We should have figured once Indians gained their sovereignty to operate casinos upon tribal lands that new hurdles would appear.

First it was the state, then it was Las Vegas gaming interests as well as several powerful politicians across California that throttled the Indians' ability to create a viable economy until the historic vote in March on Proposition 1A. The measure essentially validated 1998's historic vote on Proposition 5 and the subsequent compact between Gov. Gray Davis and 57 California tribes negotiated last fall.

Unfortunately, tribes are reliving a portion of the past. Government interference is raising its head again, and the tribes are running into all sorts of roadblocks with county officials over construction permits.

The county's Department of Public Works is withholding permits for such basic necessities as underground sewer, water and power lines. Even permits for road improvements are being delayed.

Why? Because the county can, that's why.

The county Board of Supervisors were briefed earlier this month on the potential effects of several new casinos, as well as the expansion of three existing ones. Concerns were raised over traffic and environmental impacts.

But as much as it appears county officials want to get their fingers into legislating Indian casinos, they really have no say in what happens on tribal lands.

The state compact negotiated by Gov. Davis and tribal officials puts the bulk of the responsibility where it belongs , in Sacramento and Washington, D.C. County officials are allowed to have input on tribal lands, but they have no final say in the public review process as the compact currently stands.

All this unfortunately pits the Indians against the government once again. While the anger and resentment among local tribes is understandable, they nonetheless appear to be willing to negotiate with county officials.

As much as we think the county is flailing at the wind with this issue, we do understand they are obligated to protect the environment and maintain our roadways to the best of their abilities. Their vigilance is certainly to our benefit.

But withhold construction permits? That's akin to the little boy holding onto the football because he wants to play quarterback.

There are more professional and dignified ways to negotiate. If their tactic was merely a ploy to get everyone's attention, then they have met their goal.

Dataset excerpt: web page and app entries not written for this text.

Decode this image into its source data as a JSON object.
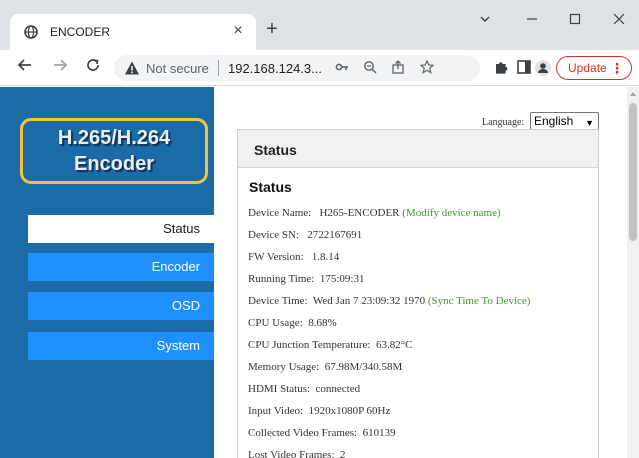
{
  "browser": {
    "tab_title": "ENCODER",
    "tab_close": "×",
    "new_tab": "+",
    "security_label": "Not secure",
    "url": "192.168.124.3...",
    "update_label": "Update",
    "update_menu": "⋮"
  },
  "sidebar": {
    "logo_line1": "H.265/H.264",
    "logo_line2": "Encoder",
    "items": [
      {
        "label": "Status"
      },
      {
        "label": "Encoder"
      },
      {
        "label": "OSD"
      },
      {
        "label": "System"
      }
    ]
  },
  "language": {
    "label": "Language:",
    "selected": "English"
  },
  "panel": {
    "header": "Status",
    "section_title": "Status",
    "rows": [
      {
        "label": "Device Name:",
        "value": "H265-ENCODER",
        "link": "(Modify device name)"
      },
      {
        "label": "Device SN:",
        "value": "2722167691"
      },
      {
        "label": "FW Version:",
        "value": "1.8.14"
      },
      {
        "label": "Running Time:",
        "value": "175:09:31"
      },
      {
        "label": "Device Time:",
        "value": "Wed Jan 7 23:09:32 1970",
        "link": "(Sync Time To Device)"
      },
      {
        "label": "CPU Usage:",
        "value": "8.68%"
      },
      {
        "label": "CPU Junction Temperature:",
        "value": "63.82°C"
      },
      {
        "label": "Memory Usage:",
        "value": "67.98M/340.58M"
      },
      {
        "label": "HDMI Status:",
        "value": "connected"
      },
      {
        "label": "Input Video:",
        "value": "1920x1080P 60Hz"
      },
      {
        "label": "Collected Video Frames:",
        "value": "610139"
      },
      {
        "label": "Lost Video Frames:",
        "value": "2"
      }
    ]
  },
  "colors": {
    "sidebar_bg": "#1b6ba7",
    "menu_bg": "#1e90ff",
    "logo_border": "#f5c33b",
    "link_green": "#3d9a2e",
    "update_red": "#d93025"
  }
}
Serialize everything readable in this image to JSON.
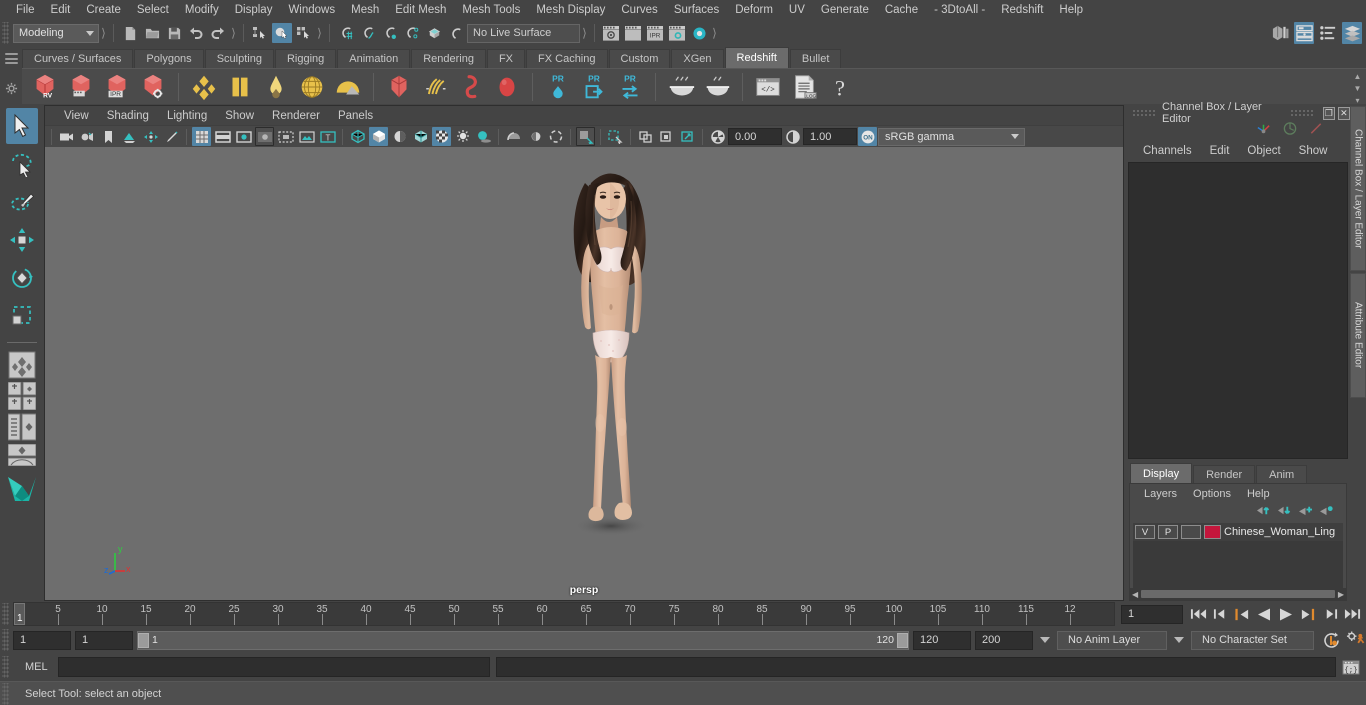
{
  "app": {
    "title": "Autodesk Maya",
    "menus": [
      "File",
      "Edit",
      "Create",
      "Select",
      "Modify",
      "Display",
      "Windows",
      "Mesh",
      "Edit Mesh",
      "Mesh Tools",
      "Mesh Display",
      "Curves",
      "Surfaces",
      "Deform",
      "UV",
      "Generate",
      "Cache",
      "- 3DtoAll -",
      "Redshift",
      "Help"
    ]
  },
  "status_line": {
    "mode_menu": "Modeling",
    "live_surface": "No Live Surface",
    "file_icons": [
      "new-scene-icon",
      "open-scene-icon",
      "save-scene-icon",
      "undo-icon",
      "redo-icon"
    ],
    "selection_mode_icons": [
      "select-by-hierarchy-icon",
      "select-by-object-type-icon",
      "select-by-component-type-icon"
    ],
    "snap_icons": [
      "snap-to-grid-icon",
      "snap-to-curve-icon",
      "snap-to-point-icon",
      "snap-to-projected-center-icon",
      "snap-to-view-plane-icon",
      "make-live-icon"
    ],
    "render_icons": [
      "render-current-frame-icon",
      "render-sequence-icon",
      "ipr-render-icon",
      "render-settings-icon",
      "hypershade-icon"
    ],
    "sidebar_toggles": [
      "modeling-toolkit-icon",
      "attribute-editor-icon",
      "tool-settings-icon",
      "channel-box-icon"
    ]
  },
  "shelf": {
    "tabs": [
      "Curves / Surfaces",
      "Polygons",
      "Sculpting",
      "Rigging",
      "Animation",
      "Rendering",
      "FX",
      "FX Caching",
      "Custom",
      "XGen",
      "Redshift",
      "Bullet"
    ],
    "active_tab": "Redshift",
    "icons": [
      "redshift-rv-icon",
      "redshift-render-icon",
      "redshift-ipr-icon",
      "redshift-settings-icon",
      "redshift-material-icon",
      "redshift-sss-icon",
      "redshift-incandescent-icon",
      "redshift-dome-light-icon",
      "redshift-environment-icon",
      "redshift-proxy-icon",
      "redshift-hair-icon",
      "redshift-volume-icon",
      "redshift-sphere-icon",
      "redshift-pr-light-icon",
      "redshift-pr-export-icon",
      "redshift-pr-switch-icon",
      "redshift-bake-icon",
      "redshift-bake-set-icon",
      "redshift-shader-code-icon",
      "redshift-log-icon",
      "redshift-help-icon"
    ]
  },
  "toolbox": {
    "tools": [
      {
        "name": "select-tool",
        "active": true
      },
      {
        "name": "lasso-select-tool",
        "active": false
      },
      {
        "name": "paint-select-tool",
        "active": false
      },
      {
        "name": "move-tool",
        "active": false
      },
      {
        "name": "rotate-tool",
        "active": false
      },
      {
        "name": "scale-tool",
        "active": false
      }
    ],
    "layouts": [
      "single-perspective-layout",
      "four-view-layout",
      "outliner-persp-layout",
      "persp-graph-layout"
    ],
    "logo": "maya-logo-icon"
  },
  "viewport": {
    "menus": [
      "View",
      "Shading",
      "Lighting",
      "Show",
      "Renderer",
      "Panels"
    ],
    "camera_label": "persp",
    "exposure": "0.00",
    "gamma": "1.00",
    "color_management": "sRGB gamma",
    "toolbar_icons": [
      "select-camera-icon",
      "camera-attributes-icon",
      "bookmark-icon",
      "image-plane-icon",
      "two-d-pan-zoom-icon",
      "grease-pencil-icon",
      "grid-toggle-icon",
      "film-gate-icon",
      "resolution-gate-icon",
      "gate-mask-icon",
      "field-chart-icon",
      "safe-action-icon",
      "safe-title-icon",
      "wireframe-icon",
      "smooth-shade-all-icon",
      "shade-flat-icon",
      "wireframe-on-shaded-icon",
      "texture-toggle-icon",
      "use-default-lighting-icon",
      "shadows-icon",
      "screen-space-ao-icon",
      "motion-blur-icon",
      "multisample-icon",
      "isolate-select-icon",
      "xray-icon",
      "xray-joints-icon",
      "xray-active-components-icon",
      "exposure-icon",
      "gamma-icon",
      "color-management-icon"
    ]
  },
  "right_panel": {
    "title": "Channel Box / Layer Editor",
    "window_buttons": [
      "restore-icon",
      "close-icon"
    ],
    "channel_menus": [
      "Channels",
      "Edit",
      "Object",
      "Show"
    ],
    "top_icons": [
      "channel-box-toggle-icon",
      "attribute-editor-toggle-icon",
      "tool-settings-toggle-icon"
    ],
    "layer_tabs": [
      "Display",
      "Render",
      "Anim"
    ],
    "active_layer_tab": "Display",
    "layer_menus": [
      "Layers",
      "Options",
      "Help"
    ],
    "layer_buttons": [
      "move-layer-up-icon",
      "move-layer-down-icon",
      "create-new-layer-icon",
      "create-layer-from-selected-icon"
    ],
    "layers": [
      {
        "visibility": "V",
        "playback": "P",
        "shading": "",
        "color": "#c4163c",
        "name": "Chinese_Woman_Ling"
      }
    ],
    "vertical_tabs": [
      "Channel Box / Layer Editor",
      "Attribute Editor"
    ]
  },
  "time_slider": {
    "tick_labels": [
      "5",
      "10",
      "15",
      "20",
      "25",
      "30",
      "35",
      "40",
      "45",
      "50",
      "55",
      "60",
      "65",
      "70",
      "75",
      "80",
      "85",
      "90",
      "95",
      "100",
      "105",
      "110",
      "115",
      "12"
    ],
    "current_frame": "1",
    "current_frame_field": "1",
    "playback_buttons": [
      "go-to-start-icon",
      "step-back-keyframe-icon",
      "step-back-frame-icon",
      "play-backwards-icon",
      "play-forwards-icon",
      "step-forward-frame-icon",
      "step-forward-keyframe-icon",
      "go-to-end-icon"
    ]
  },
  "range_slider": {
    "anim_start": "1",
    "range_start": "1",
    "range_bar_start": "1",
    "range_bar_end": "120",
    "range_end": "120",
    "anim_end": "200",
    "anim_layer": "No Anim Layer",
    "character_set": "No Character Set",
    "right_icons": [
      "auto-key-icon",
      "animation-preferences-icon"
    ]
  },
  "command_line": {
    "label": "MEL",
    "input_value": "",
    "output_value": "",
    "script_editor_icon": "script-editor-icon"
  },
  "status_bar": {
    "help_text": "Select Tool: select an object"
  },
  "colors": {
    "accent_blue": "#5285a6",
    "panel_bg": "#444444",
    "viewport_bg": "#6e6e6e",
    "field_bg": "#2f2f2f",
    "layer_color": "#c4163c",
    "redshift_red": "#e05050",
    "orange": "#d07a30"
  }
}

We suspect that if county officials meet with local tribal leaders, their input and concerns about traffic and the environment will not be brushed aside. We have seen time and again that local Indian tribes are good corporate neighbors.

This is one roadblock the county can remove just as quickly and easily as it erected.